____ Supplied data
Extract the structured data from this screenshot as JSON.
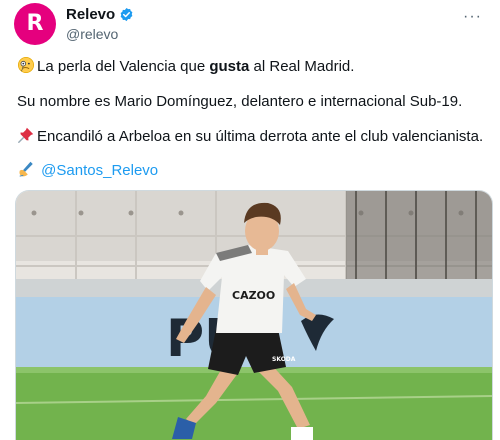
{
  "account": {
    "display_name": "Relevo",
    "handle": "@relevo",
    "avatar_letter": "R",
    "verified": true
  },
  "tweet": {
    "line1_before": "La perla del Valencia que ",
    "line1_bold": "gusta",
    "line1_after": " al Real Madrid.",
    "line2": "Su nombre es Mario Domínguez, delantero e internacional Sub-19.",
    "line3": "Encandiló a Arbeloa en su última derrota ante el club valencianista.",
    "mention": "@Santos_Relevo"
  },
  "photo": {
    "shirt_sponsor": "CAZOO",
    "banner_text": "PU",
    "shorts_text": "SKODA"
  },
  "colors": {
    "brand": "#e5007e",
    "link": "#1d9bf0",
    "verified": "#1d9bf0",
    "text": "#0f1419",
    "muted": "#536471"
  },
  "icons": {
    "verified": "verified-badge-icon",
    "more": "more-options-icon",
    "emoji_line1": "monocle-face-emoji",
    "emoji_line3": "pushpin-emoji",
    "emoji_line4": "writing-hand-emoji"
  }
}
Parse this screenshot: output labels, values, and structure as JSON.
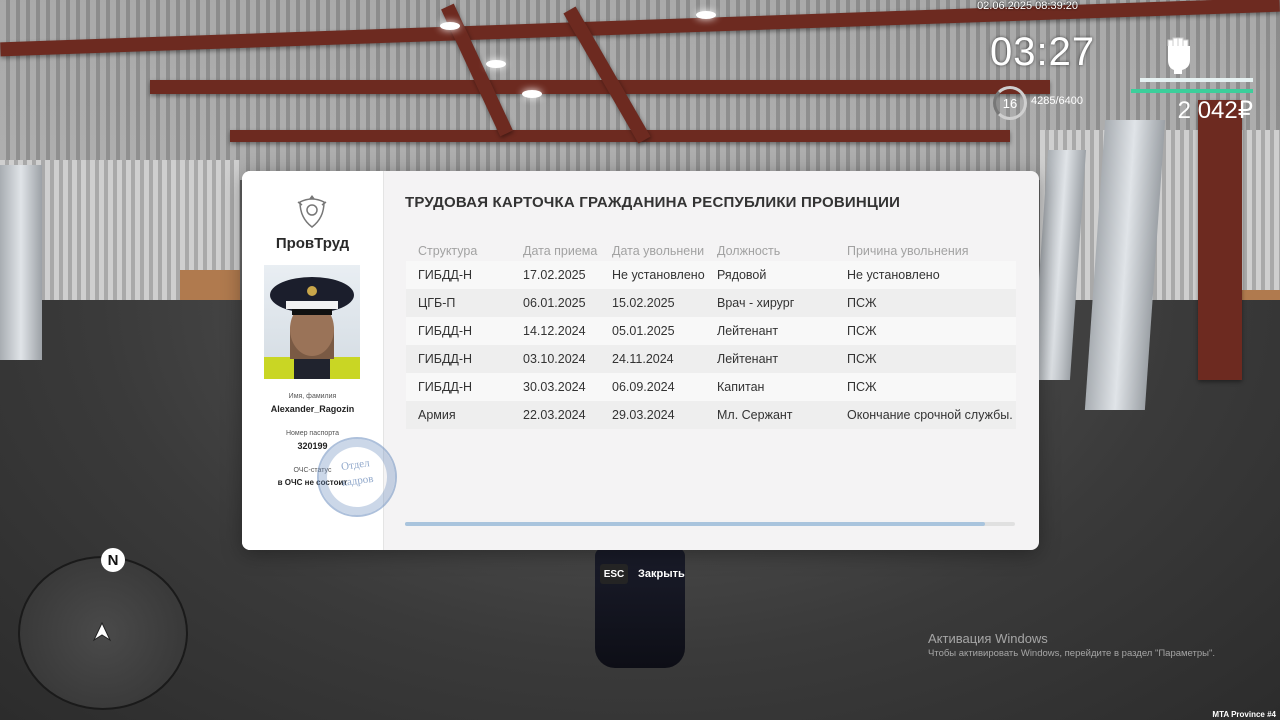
{
  "hud": {
    "datetime": "02.06.2025 08:39:20",
    "time": "03:27",
    "level": "16",
    "xp": "4285/6400",
    "money": "2 042₽",
    "fist_icon": "fist-icon",
    "colors": {
      "health": "#e7f2f2",
      "armor": "#3ccf9b"
    }
  },
  "card": {
    "brand": "ПровТруд",
    "title": "ТРУДОВАЯ КАРТОЧКА ГРАЖДАНИНА РЕСПУБЛИКИ ПРОВИНЦИИ",
    "name_label": "Имя, фамилия",
    "name": "Alexander_Ragozin",
    "passport_label": "Номер паспорта",
    "passport": "320199",
    "ochs_label": "ОЧС-статус",
    "ochs": "в ОЧС не состоит",
    "stamp_line1": "Отдел",
    "stamp_line2": "кадров",
    "columns": [
      "Структура",
      "Дата приема",
      "Дата увольнени",
      "Должность",
      "Причина увольнения"
    ],
    "rows": [
      [
        "ГИБДД-Н",
        "17.02.2025",
        "Не установлено",
        "Рядовой",
        "Не установлено"
      ],
      [
        "ЦГБ-П",
        "06.01.2025",
        "15.02.2025",
        "Врач - хирург",
        "ПСЖ"
      ],
      [
        "ГИБДД-Н",
        "14.12.2024",
        "05.01.2025",
        "Лейтенант",
        "ПСЖ"
      ],
      [
        "ГИБДД-Н",
        "03.10.2024",
        "24.11.2024",
        "Лейтенант",
        "ПСЖ"
      ],
      [
        "ГИБДД-Н",
        "30.03.2024",
        "06.09.2024",
        "Капитан",
        "ПСЖ"
      ],
      [
        "Армия",
        "22.03.2024",
        "29.03.2024",
        "Мл. Сержант",
        "Окончание срочной службы."
      ]
    ],
    "scroll_fraction": 0.95
  },
  "close": {
    "key": "ESC",
    "label": "Закрыть"
  },
  "minimap": {
    "north": "N"
  },
  "watermark": {
    "title": "Активация Windows",
    "subtitle": "Чтобы активировать Windows, перейдите в раздел \"Параметры\"."
  },
  "server": "MTA Province #4"
}
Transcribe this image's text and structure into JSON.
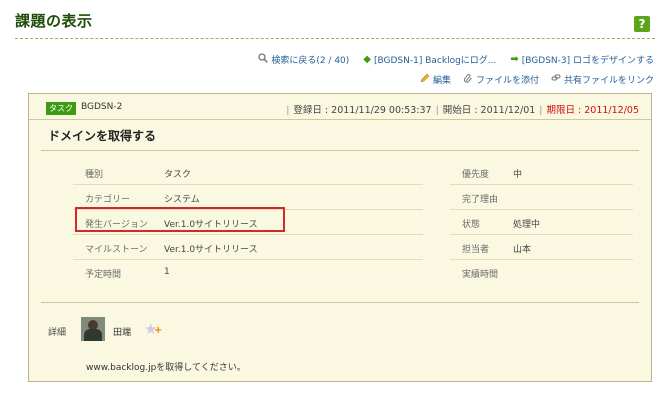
{
  "page": {
    "title": "課題の表示",
    "help_label": "?"
  },
  "nav": {
    "back_to_search": "検索に戻る(2 / 40)",
    "prev_issue": "[BGDSN-1] Backlogにログ...",
    "next_issue": "[BGDSN-3] ロゴをデザインする"
  },
  "actions": {
    "edit": "編集",
    "attach_file": "ファイルを添付",
    "link_shared_file": "共有ファイルをリンク"
  },
  "issue": {
    "type_tag": "タスク",
    "key": "BGDSN-2",
    "registered": "登録日 : 2011/11/29 00:53:37",
    "start": "開始日 : 2011/12/01",
    "due": "期限日 : 2011/12/05",
    "summary": "ドメインを取得する",
    "fields_left": [
      {
        "label": "種別",
        "value": "タスク"
      },
      {
        "label": "カテゴリー",
        "value": "システム"
      },
      {
        "label": "発生バージョン",
        "value": "Ver.1.0サイトリリース"
      },
      {
        "label": "マイルストーン",
        "value": "Ver.1.0サイトリリース"
      },
      {
        "label": "予定時間",
        "value": "1"
      }
    ],
    "fields_right": [
      {
        "label": "優先度",
        "value": "中"
      },
      {
        "label": "完了理由",
        "value": ""
      },
      {
        "label": "状態",
        "value": "処理中"
      },
      {
        "label": "担当者",
        "value": "山本"
      },
      {
        "label": "実績時間",
        "value": ""
      }
    ],
    "detail_label": "詳細",
    "author": "田端",
    "description": "www.backlog.jpを取得してください。"
  },
  "colors": {
    "accent_green": "#3e9c12",
    "due_red": "#d01010",
    "highlight_red": "#d42828",
    "panel_bg": "#fbf8e1"
  }
}
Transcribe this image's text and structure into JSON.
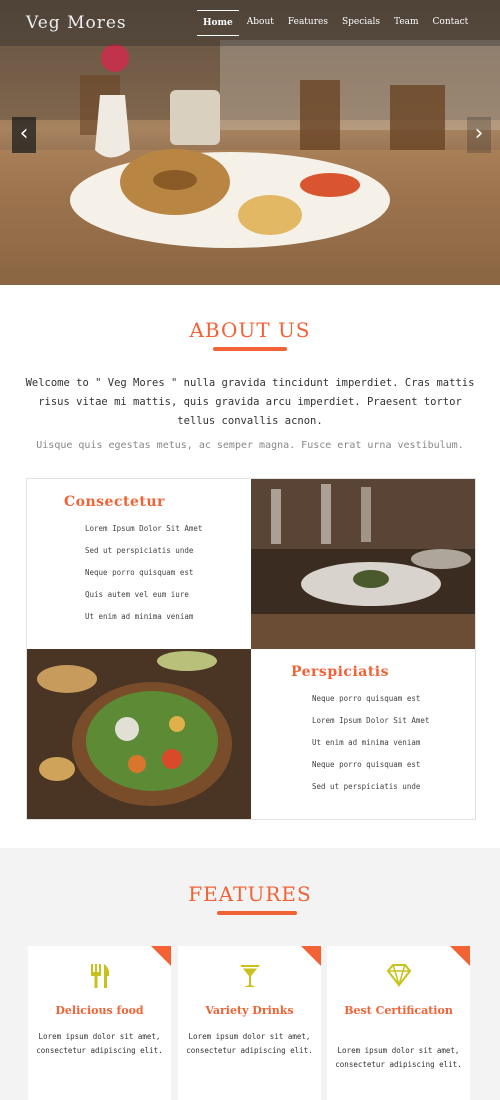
{
  "site": {
    "logo": "Veg Mores"
  },
  "nav": {
    "items": [
      "Home",
      "About",
      "Features",
      "Specials",
      "Team",
      "Contact"
    ],
    "active": "Home"
  },
  "hero": {
    "prev_label": "‹",
    "next_label": "›"
  },
  "about": {
    "title": "ABOUT US",
    "text": "Welcome to \" Veg Mores \" nulla gravida tincidunt imperdiet. Cras mattis risus vitae mi mattis, quis gravida arcu imperdiet. Praesent tortor tellus convallis acnon.",
    "subtext": "Uisque quis egestas metus, ac semper magna. Fusce erat urna vestibulum.",
    "block1": {
      "title": "Consectetur",
      "items": [
        "Lorem Ipsum Dolor Sit Amet",
        "Sed ut perspiciatis unde",
        "Neque porro quisquam est",
        "Quis autem vel eum iure",
        "Ut enim ad minima veniam"
      ]
    },
    "block2": {
      "title": "Perspiciatis",
      "items": [
        "Neque porro quisquam est",
        "Lorem Ipsum Dolor Sit Amet",
        "Ut enim ad minima veniam",
        "Neque porro quisquam est",
        "Sed ut perspiciatis unde"
      ]
    }
  },
  "features": {
    "title": "FEATURES",
    "cards": [
      {
        "icon": "cutlery-icon",
        "title": "Delicious food",
        "text": "Lorem ipsum dolor sit amet, consectetur adipiscing elit."
      },
      {
        "icon": "cocktail-icon",
        "title": "Variety Drinks",
        "text": "Lorem ipsum dolor sit amet, consectetur adipiscing elit."
      },
      {
        "icon": "diamond-icon",
        "title": "Best Certification",
        "text": "Lorem ipsum dolor sit amet, consectetur adipiscing elit."
      }
    ]
  },
  "colors": {
    "accent": "#f26234",
    "icon": "#c9c21e",
    "features_bg": "#f3f3f3"
  }
}
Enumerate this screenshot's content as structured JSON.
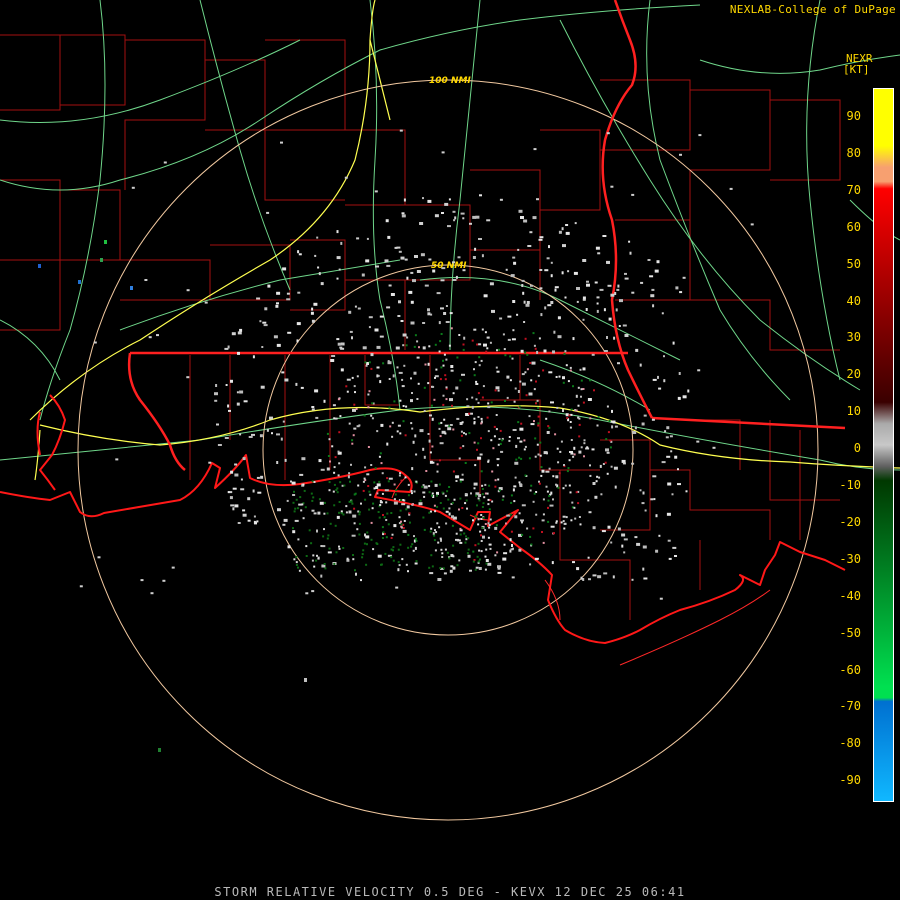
{
  "header": {
    "credit": "NEXLAB-College of DuPage",
    "product_code": "NEXR",
    "units": "[KT]"
  },
  "rings": [
    {
      "label": "100 NMI"
    },
    {
      "label": "50 NMI"
    }
  ],
  "legend": {
    "ticks": [
      "90",
      "80",
      "70",
      "60",
      "50",
      "40",
      "30",
      "20",
      "10",
      "0",
      "-10",
      "-20",
      "-30",
      "-40",
      "-50",
      "-60",
      "-70",
      "-80",
      "-90"
    ],
    "colors": {
      "top": "#ffff00",
      "orange": "#f7a070",
      "red": "#ff0000",
      "darkred": "#3a0000",
      "gray": "#c8c8c8",
      "darkgreen": "#003800",
      "green": "#00e050",
      "blue": "#0070d0",
      "lightblue": "#10b8ff"
    }
  },
  "map_colors": {
    "state_border": "#ff2020",
    "county_lines": "#b01010",
    "highways_primary": "#ffff60",
    "highways_secondary": "#70e090",
    "range_rings": "#f0c8a0"
  },
  "footer": {
    "caption": "STORM RELATIVE VELOCITY 0.5 DEG - KEVX 12 DEC 25 06:41"
  }
}
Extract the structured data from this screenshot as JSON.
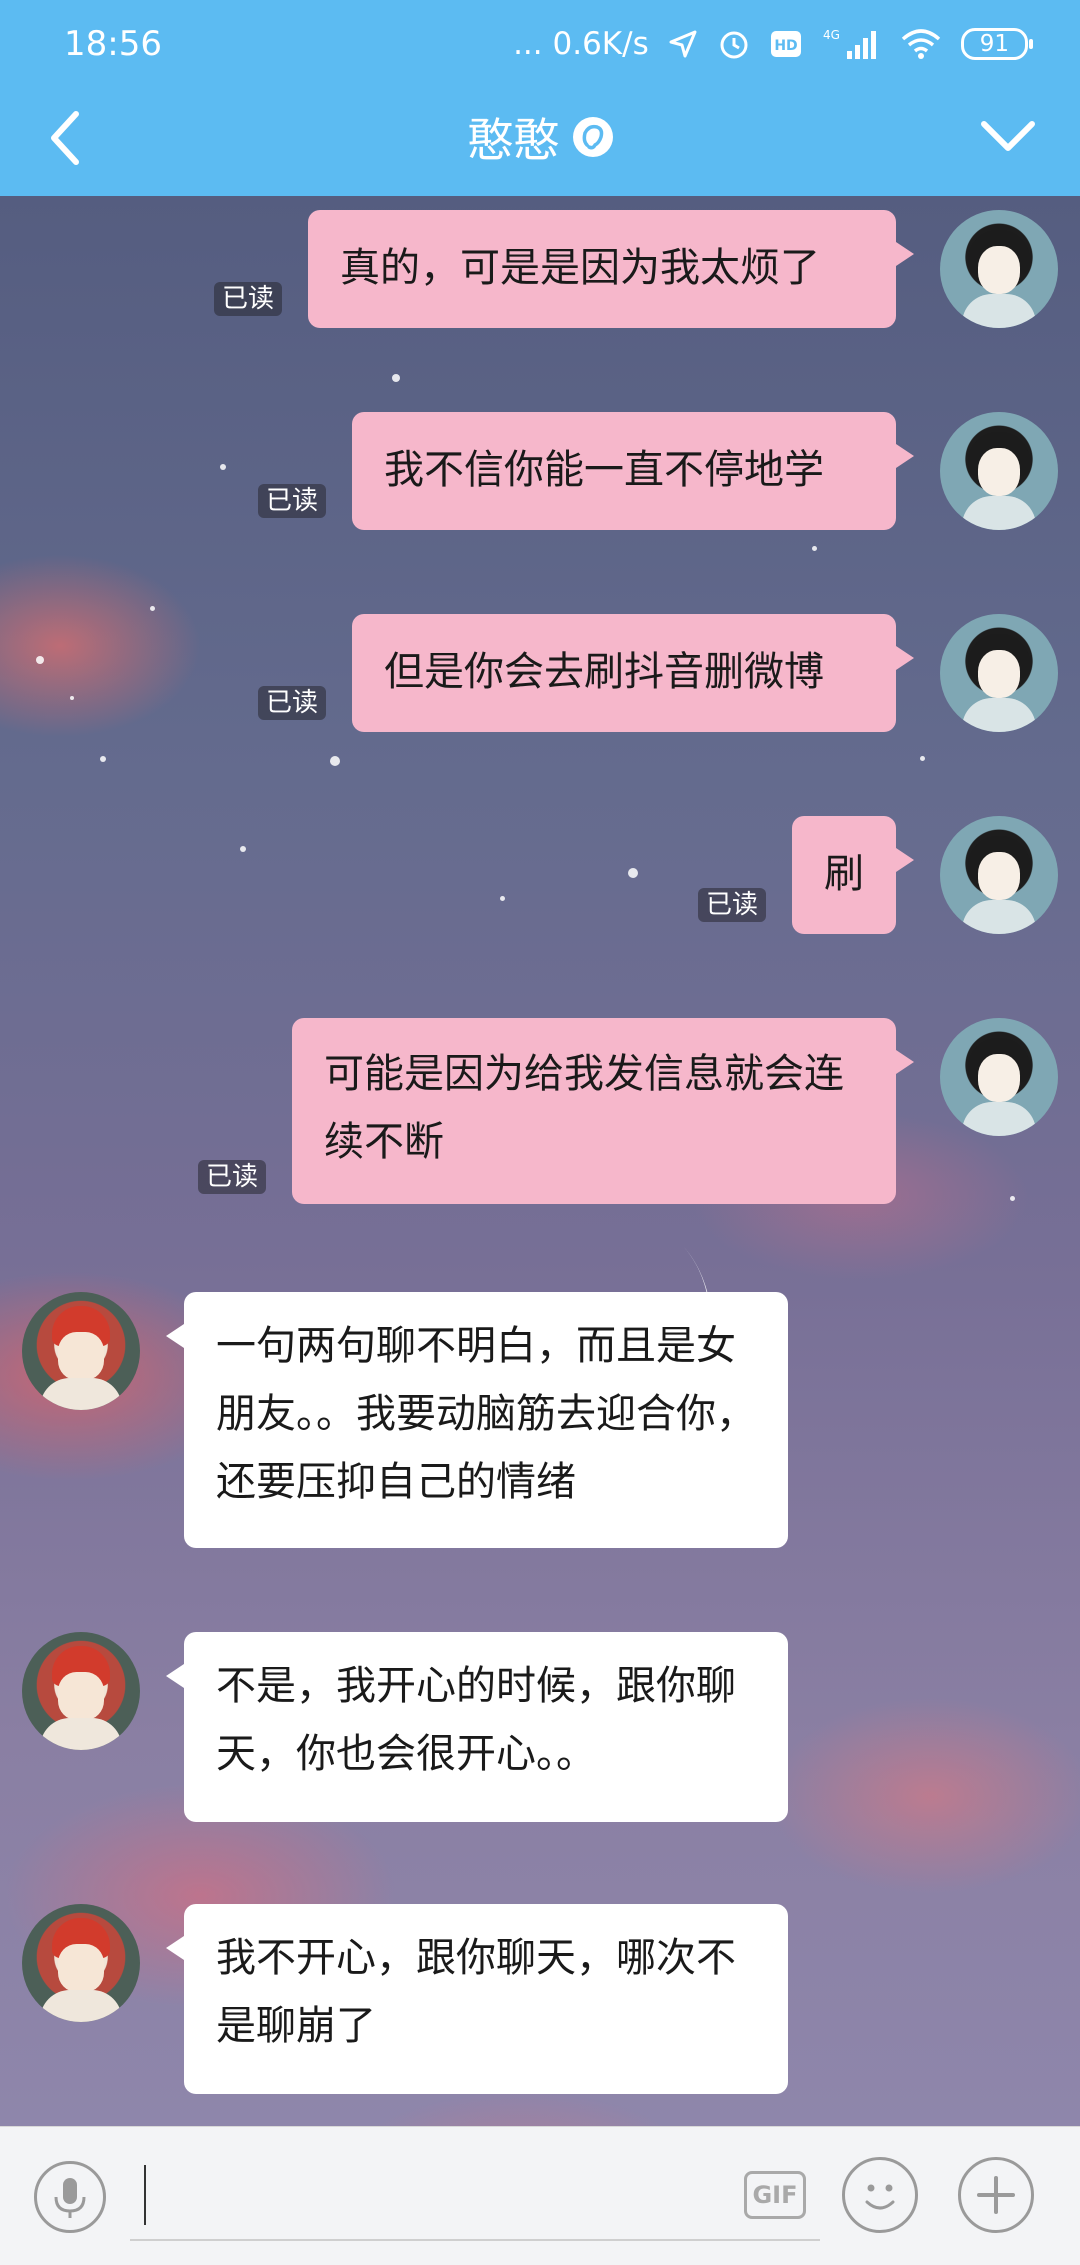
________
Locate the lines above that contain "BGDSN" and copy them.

Solution to this problem -
    "prev_issue": "[BGDSN-1] Backlogにログ...",
    "next_issue": "[BGDSN-3] ロゴをデザインする"
    "key": "BGDSN-2",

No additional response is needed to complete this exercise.